Ryan Lee

Ryan Lee: A brute-iful brotherhood

I smirked as I took off my shirt while a houseful of young men yelled at me, tickled by a childhood whim coming to fruition. It would be several months before I was allowed to smile again.

“YOU THINK THIS IS A FUCKING JOKE?!” a relative stranger shouted as he pressed his forehead against my temple, and I fought back the urge to laugh.

My understanding and expectations of college life were shaped almost exclusively by movies like “Revenge of the Nerds” and “School Daze.” As the first person in my family to pursue higher education, I knew next to nothing about campus culture, other than the certainty that I would join a fraternity, because that’s what you did when you went to college.

My junior year, the first year of eligibility to pledge a historically black fraternity or sorority, I attended informational sessions and interviews for several organizations, and it was in the middle of one of these gatherings when I was told to take off my shirt and the yelling commenced.
Without much warning or formality, the induction process had begun, and I envisioned myself soon participating in step shows, intramural leagues and whipped cream pie-eating contests. But before enjoying the glories of greekdom, I had to cross the burning sands.

Initiation into black Greek organizations is the ghost story of college campuses – unconfirmed horrors whispered and re-told, with everyone having a friend-of-a-friend who was hospitalized due to a ruptured spinal cord or being forced to drink a gallon of dog piss. It is a sacredly guarded process, which makes it ripe for speculation and rumors, the worst of which seemed to be confirmed by the recent release of Netflix’s “Burning Sands” (featuring Trevante Rhodes of “Moonlight”).

Without betraying the details of my process or dropping any spoilers, “Burning Sands” felt familiar enough for me to overlook whatever artistic exaggerations the filmmaker, a member of a black Greek organization, included.

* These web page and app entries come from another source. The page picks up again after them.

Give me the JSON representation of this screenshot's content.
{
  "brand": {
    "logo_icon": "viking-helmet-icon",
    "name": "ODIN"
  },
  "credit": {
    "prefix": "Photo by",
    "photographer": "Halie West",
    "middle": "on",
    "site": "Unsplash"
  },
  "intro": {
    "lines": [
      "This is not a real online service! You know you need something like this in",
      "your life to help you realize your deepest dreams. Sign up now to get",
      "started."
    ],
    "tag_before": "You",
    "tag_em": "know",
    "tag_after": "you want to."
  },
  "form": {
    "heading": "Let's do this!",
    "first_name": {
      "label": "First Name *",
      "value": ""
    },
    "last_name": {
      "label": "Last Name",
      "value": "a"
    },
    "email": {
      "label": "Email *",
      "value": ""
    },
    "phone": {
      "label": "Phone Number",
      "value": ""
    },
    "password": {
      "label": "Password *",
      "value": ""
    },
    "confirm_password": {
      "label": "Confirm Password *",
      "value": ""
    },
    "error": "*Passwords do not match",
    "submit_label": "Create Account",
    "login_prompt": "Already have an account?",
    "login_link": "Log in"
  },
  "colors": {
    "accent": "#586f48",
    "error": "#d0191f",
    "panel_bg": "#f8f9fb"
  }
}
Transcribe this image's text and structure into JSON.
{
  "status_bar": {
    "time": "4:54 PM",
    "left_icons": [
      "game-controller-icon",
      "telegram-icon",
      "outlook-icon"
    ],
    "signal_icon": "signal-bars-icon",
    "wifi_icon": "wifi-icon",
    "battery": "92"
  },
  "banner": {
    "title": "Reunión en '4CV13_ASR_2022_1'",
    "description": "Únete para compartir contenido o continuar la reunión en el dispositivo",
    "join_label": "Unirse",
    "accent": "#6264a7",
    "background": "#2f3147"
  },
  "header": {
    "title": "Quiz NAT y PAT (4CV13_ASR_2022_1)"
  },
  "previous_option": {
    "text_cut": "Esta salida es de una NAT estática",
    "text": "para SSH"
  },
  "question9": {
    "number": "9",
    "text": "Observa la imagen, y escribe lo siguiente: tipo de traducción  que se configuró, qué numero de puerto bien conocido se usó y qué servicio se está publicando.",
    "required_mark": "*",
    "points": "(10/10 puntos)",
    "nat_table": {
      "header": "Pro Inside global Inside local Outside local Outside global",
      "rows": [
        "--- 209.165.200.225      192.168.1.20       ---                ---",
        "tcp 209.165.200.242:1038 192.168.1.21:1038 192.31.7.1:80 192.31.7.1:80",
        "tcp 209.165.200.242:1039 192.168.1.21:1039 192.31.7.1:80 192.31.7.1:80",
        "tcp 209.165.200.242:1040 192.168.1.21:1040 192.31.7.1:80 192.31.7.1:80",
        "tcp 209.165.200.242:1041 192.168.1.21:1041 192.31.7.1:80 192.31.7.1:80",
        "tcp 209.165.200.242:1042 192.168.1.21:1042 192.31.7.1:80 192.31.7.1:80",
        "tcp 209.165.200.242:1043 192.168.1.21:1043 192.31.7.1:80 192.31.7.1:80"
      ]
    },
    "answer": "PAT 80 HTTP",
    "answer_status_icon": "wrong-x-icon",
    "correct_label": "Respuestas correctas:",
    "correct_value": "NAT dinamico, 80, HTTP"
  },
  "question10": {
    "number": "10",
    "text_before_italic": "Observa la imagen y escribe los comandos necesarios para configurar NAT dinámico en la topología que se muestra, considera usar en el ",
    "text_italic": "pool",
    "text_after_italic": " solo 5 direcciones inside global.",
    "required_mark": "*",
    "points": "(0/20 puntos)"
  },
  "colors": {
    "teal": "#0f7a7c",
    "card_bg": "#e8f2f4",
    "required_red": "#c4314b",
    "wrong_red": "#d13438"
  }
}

Shortly after I took off my shirt, as in almost immediately, I was consenting to rituals and relationship dynamics I never imagined I would tolerate, and I continued to do so every night for the next two months, motivated as much by pride as a sense of brotherhood.

No matter how surprising the onset of my initiation was, once I started the process, it was unconscionable for it to end in any way other than with Greek letters across my chest. During the most difficult stretches, I would see diminutive members of other fraternities and convince myself, “If they survived this, there’s no way I’m going to break.”

I was desperate to affirm my manhood while allowing it to be violated on a nightly basis. There is much about the pledging process that is unnecessary and incompatible with my notions of healthy relationships, so I don’t discount its many critics.

However, on the night I was to tell my fraternity brothers I was gay, as I sat in the chapter meeting and reconsidered my decision while listening to the homophobic jokes that peppered our discourse, I drew upon the same stubborn resolve that saw me through pledging: having started the process, it was unconscionable for it to end in any way other than sharing my truth.

That night, that chapter meeting, with those young men, remains one of the most empowering moments of my life, and the compassion and solidarity my fraternity brothers showed has sustained me many times in the dozen years since. We might have experienced that bond without the aspects of the initiation process that I consider senseless; but that was not how we arrived at that moment, and whatever I went through to get there was worth it.